[Entries taken from a collection]
____
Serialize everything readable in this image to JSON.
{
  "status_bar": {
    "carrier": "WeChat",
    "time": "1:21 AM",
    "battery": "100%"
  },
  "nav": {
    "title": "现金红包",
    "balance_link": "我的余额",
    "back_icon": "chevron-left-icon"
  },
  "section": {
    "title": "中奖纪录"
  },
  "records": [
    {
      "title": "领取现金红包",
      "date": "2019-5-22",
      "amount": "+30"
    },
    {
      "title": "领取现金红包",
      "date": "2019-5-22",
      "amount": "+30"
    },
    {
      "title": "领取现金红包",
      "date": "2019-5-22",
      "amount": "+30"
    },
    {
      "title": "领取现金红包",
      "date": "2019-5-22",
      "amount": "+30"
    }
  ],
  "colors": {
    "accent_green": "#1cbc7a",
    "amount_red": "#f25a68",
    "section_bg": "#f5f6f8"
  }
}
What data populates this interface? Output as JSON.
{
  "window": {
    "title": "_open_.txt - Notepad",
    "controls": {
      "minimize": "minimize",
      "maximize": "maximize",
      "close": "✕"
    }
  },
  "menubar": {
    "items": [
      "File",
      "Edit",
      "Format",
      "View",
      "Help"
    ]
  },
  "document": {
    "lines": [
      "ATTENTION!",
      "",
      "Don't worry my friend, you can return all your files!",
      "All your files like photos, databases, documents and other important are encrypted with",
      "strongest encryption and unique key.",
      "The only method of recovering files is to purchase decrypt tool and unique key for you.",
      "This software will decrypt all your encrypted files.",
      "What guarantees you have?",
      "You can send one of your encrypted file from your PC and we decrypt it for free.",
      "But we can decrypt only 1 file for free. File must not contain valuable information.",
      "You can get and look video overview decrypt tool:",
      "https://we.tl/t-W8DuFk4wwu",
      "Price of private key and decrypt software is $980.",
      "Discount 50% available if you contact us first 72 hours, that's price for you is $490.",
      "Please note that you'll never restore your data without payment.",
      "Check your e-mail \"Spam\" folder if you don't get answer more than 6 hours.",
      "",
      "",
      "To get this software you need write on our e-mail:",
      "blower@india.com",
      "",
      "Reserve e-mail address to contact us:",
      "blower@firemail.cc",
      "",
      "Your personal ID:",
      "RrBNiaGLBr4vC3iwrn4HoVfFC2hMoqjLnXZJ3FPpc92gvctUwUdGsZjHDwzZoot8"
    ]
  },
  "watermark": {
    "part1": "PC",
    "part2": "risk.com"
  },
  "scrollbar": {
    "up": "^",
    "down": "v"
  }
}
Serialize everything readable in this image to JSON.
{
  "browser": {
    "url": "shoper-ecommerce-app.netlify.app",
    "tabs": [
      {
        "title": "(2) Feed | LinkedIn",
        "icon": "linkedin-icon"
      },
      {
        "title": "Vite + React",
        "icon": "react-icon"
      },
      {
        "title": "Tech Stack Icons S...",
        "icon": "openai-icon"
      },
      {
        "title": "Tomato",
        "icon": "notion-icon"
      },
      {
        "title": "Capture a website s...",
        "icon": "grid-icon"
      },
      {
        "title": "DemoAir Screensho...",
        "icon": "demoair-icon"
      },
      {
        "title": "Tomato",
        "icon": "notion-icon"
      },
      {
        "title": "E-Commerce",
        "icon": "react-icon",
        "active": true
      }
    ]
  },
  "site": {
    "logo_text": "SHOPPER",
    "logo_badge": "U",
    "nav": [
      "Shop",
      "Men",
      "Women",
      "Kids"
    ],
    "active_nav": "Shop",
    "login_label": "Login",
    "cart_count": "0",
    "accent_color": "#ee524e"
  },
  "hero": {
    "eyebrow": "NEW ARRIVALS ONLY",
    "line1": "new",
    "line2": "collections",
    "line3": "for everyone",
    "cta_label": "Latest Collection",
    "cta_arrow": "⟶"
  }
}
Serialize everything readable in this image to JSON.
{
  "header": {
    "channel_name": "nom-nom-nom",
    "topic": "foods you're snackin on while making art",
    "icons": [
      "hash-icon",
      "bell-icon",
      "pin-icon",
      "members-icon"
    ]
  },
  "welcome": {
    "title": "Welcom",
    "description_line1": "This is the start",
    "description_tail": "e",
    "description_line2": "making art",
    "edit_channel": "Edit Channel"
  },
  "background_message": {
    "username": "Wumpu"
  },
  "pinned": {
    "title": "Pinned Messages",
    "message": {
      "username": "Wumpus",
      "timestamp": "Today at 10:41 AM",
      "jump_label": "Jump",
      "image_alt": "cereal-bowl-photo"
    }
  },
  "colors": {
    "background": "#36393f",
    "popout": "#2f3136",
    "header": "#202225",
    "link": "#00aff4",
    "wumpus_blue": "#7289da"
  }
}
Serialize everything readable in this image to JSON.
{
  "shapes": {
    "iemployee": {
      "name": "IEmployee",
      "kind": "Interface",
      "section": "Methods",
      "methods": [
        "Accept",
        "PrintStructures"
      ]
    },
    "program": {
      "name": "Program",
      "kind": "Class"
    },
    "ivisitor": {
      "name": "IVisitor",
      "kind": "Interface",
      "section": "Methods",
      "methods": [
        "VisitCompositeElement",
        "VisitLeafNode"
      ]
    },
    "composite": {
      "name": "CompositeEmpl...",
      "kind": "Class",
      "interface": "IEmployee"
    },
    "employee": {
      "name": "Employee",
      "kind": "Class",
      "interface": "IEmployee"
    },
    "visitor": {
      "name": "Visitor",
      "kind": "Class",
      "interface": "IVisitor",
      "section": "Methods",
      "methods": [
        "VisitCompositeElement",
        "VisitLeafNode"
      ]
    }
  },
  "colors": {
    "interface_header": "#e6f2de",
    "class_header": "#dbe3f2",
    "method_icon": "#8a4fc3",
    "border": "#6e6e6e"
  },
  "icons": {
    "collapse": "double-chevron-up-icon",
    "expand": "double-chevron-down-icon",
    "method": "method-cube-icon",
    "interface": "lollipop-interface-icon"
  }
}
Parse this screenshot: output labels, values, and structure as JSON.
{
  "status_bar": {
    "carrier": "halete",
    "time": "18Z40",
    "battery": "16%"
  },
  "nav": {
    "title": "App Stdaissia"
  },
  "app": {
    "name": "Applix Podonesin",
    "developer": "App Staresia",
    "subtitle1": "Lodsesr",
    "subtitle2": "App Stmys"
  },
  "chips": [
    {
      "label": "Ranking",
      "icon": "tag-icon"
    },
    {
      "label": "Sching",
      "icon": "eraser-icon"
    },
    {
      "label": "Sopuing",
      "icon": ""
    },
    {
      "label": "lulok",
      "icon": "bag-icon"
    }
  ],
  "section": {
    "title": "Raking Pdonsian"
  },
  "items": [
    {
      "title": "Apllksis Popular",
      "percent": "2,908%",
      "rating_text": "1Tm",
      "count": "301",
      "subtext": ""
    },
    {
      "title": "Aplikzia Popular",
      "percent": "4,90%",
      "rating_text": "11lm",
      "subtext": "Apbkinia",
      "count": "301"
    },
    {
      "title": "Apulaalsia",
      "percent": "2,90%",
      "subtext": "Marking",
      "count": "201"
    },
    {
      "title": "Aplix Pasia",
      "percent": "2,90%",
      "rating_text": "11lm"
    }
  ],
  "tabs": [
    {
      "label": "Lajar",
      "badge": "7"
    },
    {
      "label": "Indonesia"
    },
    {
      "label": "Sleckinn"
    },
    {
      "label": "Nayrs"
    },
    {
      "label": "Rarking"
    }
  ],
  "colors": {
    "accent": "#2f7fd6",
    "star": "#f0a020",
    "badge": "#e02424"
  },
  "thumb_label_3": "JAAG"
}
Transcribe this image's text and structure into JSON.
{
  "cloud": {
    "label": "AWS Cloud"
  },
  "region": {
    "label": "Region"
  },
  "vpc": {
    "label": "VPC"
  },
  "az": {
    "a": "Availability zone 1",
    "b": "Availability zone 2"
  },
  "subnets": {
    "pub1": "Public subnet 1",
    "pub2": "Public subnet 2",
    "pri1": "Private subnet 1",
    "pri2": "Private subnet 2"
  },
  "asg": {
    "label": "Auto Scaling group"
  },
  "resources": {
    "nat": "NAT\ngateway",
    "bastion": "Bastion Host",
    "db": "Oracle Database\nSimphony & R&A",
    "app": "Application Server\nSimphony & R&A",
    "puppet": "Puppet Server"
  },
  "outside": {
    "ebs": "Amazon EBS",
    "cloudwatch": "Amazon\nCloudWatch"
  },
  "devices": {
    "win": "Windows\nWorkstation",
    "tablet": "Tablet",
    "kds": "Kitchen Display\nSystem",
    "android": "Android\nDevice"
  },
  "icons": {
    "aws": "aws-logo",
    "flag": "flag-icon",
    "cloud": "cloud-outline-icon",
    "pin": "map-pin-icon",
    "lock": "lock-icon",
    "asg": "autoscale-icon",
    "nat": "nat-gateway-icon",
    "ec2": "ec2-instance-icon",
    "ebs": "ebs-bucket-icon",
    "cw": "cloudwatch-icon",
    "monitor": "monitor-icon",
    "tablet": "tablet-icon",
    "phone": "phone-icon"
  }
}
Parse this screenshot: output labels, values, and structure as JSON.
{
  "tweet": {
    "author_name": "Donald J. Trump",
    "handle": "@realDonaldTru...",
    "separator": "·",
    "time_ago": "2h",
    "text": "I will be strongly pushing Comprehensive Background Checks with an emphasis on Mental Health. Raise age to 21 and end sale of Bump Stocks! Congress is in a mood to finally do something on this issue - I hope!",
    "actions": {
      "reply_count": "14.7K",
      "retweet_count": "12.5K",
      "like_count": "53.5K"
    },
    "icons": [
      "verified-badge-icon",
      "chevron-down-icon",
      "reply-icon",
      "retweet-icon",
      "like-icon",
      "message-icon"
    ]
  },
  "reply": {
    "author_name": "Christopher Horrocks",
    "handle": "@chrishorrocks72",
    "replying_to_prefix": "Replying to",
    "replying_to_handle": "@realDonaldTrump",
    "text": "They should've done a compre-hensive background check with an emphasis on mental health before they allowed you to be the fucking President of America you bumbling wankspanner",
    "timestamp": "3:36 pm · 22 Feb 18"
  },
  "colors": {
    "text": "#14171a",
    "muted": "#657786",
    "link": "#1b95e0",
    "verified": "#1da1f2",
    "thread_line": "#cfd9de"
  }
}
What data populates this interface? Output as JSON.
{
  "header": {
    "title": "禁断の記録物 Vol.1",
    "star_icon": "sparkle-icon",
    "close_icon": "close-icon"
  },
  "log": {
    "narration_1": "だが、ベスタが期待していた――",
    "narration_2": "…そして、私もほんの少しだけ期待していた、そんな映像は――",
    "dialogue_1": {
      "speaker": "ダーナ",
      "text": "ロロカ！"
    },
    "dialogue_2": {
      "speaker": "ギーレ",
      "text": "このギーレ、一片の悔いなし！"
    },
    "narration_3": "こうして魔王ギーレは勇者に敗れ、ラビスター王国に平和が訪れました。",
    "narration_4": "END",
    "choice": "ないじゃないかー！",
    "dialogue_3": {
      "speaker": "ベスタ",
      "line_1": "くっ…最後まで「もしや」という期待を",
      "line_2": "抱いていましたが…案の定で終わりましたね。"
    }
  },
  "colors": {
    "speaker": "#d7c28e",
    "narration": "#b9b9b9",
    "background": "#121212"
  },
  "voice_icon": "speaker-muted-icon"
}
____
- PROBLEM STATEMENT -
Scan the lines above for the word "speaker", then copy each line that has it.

- WRITTEN RESPONSE -
      "speaker": "ダーナ",
      "speaker": "ギーレ",
      "speaker": "ベスタ",
    "speaker": "#d7c28e",
  "voice_icon": "speaker-muted-icon"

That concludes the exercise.